Of course, only one man's blade is sharp enough to actually count - Ellis Short's - and by all accounts we can expect it to be swung only to deflect doubts in his manager not, as some would seem to hope, to administer a fatal blow to his tenure on Wearside.
I should stress that I don't know that first hand. It isn't as if Mr Short invites me to Skibo Castle for a crumpet supper and chat about the inner-workings of Sunderland AFC. (Although, if you are reading this Ellis, I am available at short notice and happy to travel.)
But if Martin O'Neill's recounting of conversations the two men have had is anything to go by, then I think it is safe to assume that a policy of patience is at work in the Stadium of Light boardroom.
The owner has said to me this will take some time to get things together here. I don't intend to do it in 10 years as that would bore the life out of everybody but I intend to do it as quickly as I possibly can.
I don't say I know Mr Short fantastically well but we've had some very good conversations and he is the one pointing out to me this will take time. He is not expecting anything at the minute and he genuinely wants stability at the football club.
In the past it's the teams who have shown stability who have come through it. It is tough, there is no doubt and like everybody else I would not mind a few more points on the board if we could get them, but I knew it would be tough. I want to do well at the club and more importantly I expect to do well.
We will look to strengthen the squad. In the course of time I think both of us want to deliver a team that not only would the fans be delighted with but also a side that can compete.
I have to say it is all music to my ears.
I won't insult anyone's intelligence by trying to put a positive spin on the last week. You could say that Sunderland played rather well against West Bromwich Albion and didn't get beat against Queens Park Rangers, but both would offer scant consolation to a set of supporters starved of recent reason for cheer.
Things have to improve. We know it, Ellis Short knows it, the players know it, and Martin O'Neill knows it. The answer doesn't always lie in replacing the manager, however. That is merely a pseudo instant solution for the instant technological age that demands instant gratification.
But one thing that has never changed and is never likely to change is that no matter how good you are at anything, time is the elixir of legend.
The glory days may be the ones that time immortalizes, but before Brian Clough was winning the league title with Derby County he was spending two years getting them out of the second division. In fact, in his first full season at the Baseball Ground he finished a place lower than his predecessor had managed. He spent even longer getting Nottingham Forest promoted.
Don Revie took three years to get Leeds United into the first division before the decade he spent dominating it. Bobby Robson didn't do a thing at Ipswich for four years. Even the great Bill Shankly needed a matter of years, not months, to effect change at a then second division Liverpool.
In more recent times Alex Ferguson's early troubles at Manchester United are very well documented, but if you are looking for a more directly comparable example then look no further than David Moyes.

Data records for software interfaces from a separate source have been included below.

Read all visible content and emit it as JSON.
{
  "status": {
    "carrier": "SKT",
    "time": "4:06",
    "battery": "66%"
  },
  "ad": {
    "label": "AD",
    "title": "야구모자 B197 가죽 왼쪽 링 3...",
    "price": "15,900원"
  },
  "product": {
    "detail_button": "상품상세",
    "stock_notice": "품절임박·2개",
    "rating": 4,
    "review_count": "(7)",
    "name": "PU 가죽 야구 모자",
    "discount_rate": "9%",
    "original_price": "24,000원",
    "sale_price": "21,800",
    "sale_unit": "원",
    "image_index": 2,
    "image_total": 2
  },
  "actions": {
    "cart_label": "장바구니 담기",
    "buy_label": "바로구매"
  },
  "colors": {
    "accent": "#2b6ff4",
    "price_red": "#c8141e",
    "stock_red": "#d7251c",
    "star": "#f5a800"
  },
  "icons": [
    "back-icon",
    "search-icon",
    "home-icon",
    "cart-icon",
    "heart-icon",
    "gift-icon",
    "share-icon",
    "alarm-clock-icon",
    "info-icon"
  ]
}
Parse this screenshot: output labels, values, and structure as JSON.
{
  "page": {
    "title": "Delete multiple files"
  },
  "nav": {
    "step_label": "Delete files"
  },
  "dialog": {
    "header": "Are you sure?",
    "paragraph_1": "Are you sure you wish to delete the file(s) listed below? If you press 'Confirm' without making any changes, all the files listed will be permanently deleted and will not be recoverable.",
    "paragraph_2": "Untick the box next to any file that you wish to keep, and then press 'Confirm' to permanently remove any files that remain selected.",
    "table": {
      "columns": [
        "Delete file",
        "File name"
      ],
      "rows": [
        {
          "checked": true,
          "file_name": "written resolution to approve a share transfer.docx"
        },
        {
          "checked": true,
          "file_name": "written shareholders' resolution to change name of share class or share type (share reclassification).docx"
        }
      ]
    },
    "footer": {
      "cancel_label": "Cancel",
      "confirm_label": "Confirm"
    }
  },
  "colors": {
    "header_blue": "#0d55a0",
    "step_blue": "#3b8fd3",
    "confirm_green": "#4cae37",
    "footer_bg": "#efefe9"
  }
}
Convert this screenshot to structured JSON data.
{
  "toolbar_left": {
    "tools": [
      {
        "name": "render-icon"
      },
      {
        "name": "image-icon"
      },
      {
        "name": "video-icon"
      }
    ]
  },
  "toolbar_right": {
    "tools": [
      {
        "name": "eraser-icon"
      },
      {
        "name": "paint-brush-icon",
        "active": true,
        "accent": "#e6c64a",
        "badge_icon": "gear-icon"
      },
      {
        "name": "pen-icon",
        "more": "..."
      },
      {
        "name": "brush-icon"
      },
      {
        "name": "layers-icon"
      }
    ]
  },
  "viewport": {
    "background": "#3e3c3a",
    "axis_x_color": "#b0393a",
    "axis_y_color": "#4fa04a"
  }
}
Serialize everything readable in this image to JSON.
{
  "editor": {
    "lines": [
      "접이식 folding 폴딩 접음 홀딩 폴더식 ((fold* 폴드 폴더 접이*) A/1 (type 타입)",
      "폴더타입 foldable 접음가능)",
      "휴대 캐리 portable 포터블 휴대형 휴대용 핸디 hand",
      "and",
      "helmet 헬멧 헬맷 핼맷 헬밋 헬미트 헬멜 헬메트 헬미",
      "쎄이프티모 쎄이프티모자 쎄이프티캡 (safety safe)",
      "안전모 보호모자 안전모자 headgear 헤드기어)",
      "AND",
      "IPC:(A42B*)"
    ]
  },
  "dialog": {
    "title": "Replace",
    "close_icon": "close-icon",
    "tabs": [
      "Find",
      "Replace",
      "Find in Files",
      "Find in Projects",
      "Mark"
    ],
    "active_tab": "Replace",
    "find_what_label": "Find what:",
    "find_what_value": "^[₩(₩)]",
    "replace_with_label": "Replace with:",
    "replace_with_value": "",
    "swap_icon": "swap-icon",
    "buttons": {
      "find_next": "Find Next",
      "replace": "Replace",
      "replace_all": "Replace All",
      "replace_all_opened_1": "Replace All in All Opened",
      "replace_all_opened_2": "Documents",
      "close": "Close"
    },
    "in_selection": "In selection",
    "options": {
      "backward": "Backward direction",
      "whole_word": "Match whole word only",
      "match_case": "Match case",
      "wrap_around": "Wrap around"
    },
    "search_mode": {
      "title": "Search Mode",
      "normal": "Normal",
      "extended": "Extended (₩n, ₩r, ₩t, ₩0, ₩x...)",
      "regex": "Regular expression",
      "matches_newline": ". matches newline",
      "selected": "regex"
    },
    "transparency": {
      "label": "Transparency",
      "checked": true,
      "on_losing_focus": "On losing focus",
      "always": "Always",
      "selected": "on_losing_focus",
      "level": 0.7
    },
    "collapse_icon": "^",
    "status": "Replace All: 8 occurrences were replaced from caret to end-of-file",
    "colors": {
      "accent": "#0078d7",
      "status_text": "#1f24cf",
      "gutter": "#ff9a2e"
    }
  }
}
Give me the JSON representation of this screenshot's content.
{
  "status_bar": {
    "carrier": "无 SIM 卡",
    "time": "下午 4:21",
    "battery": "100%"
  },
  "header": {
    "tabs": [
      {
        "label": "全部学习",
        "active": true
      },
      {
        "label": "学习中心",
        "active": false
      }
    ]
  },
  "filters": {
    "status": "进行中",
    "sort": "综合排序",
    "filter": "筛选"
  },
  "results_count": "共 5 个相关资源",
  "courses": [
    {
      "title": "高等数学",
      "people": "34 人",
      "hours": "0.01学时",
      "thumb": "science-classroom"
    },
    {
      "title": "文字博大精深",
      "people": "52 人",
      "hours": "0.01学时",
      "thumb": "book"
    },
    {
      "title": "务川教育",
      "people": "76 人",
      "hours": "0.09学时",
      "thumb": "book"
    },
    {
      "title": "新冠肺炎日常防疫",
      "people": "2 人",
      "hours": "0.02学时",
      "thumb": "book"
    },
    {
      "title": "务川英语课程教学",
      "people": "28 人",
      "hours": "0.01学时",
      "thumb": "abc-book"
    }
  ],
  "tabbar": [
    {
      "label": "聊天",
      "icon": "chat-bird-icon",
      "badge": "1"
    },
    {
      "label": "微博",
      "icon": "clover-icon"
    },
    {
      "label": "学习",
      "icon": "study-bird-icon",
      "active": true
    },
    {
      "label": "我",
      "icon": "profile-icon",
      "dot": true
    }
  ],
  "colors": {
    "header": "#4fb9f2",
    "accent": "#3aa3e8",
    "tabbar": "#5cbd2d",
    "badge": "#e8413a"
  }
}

The Everton manager was tasked with rejuvenating a big club that lacked some zest and resources, and he has done a brilliant job. How different would it have been though had he been hounded out of Goodison after a 17th placed finish and club record low points tally in just his second season in charge?
If managers of that calibre needed that much time to achieve upward momentum, then what right have we to demand better from O'Neill?
Many will say that I have selectively picked favourable examples to support a transparently pro-O'Neill agenda. They will say that there are plenty of other examples of managers who have endured early struggles, been backed, and never turned it around. That second point is a perfectly valid and fair one, of course.
But I am not necessarily pro-O'Neill. I like him and I hope he succeeds, but he is only a manager. What I am fervently pro, however, is Sunderland AFC, and I simply can't see how failing to back a manager of proven track record during the same kind of early struggles that have plagued even the very best that history has to offer can be even remotely in the club's best interests.
I am not all that sure just how big a groundswell of anti-O'Neill sentiment there is within the Sunderland support. There is some, unquestionably, although at the moment those advocating a managerial change appear to be very much in the minority.
All the indications are that Ellis Short is committed to backing his manager, though. I hope that commitment is strong because there is a good chance that it may get worse before it gets better, but I remain steadfast in my confidence that it will be rewarded in the end.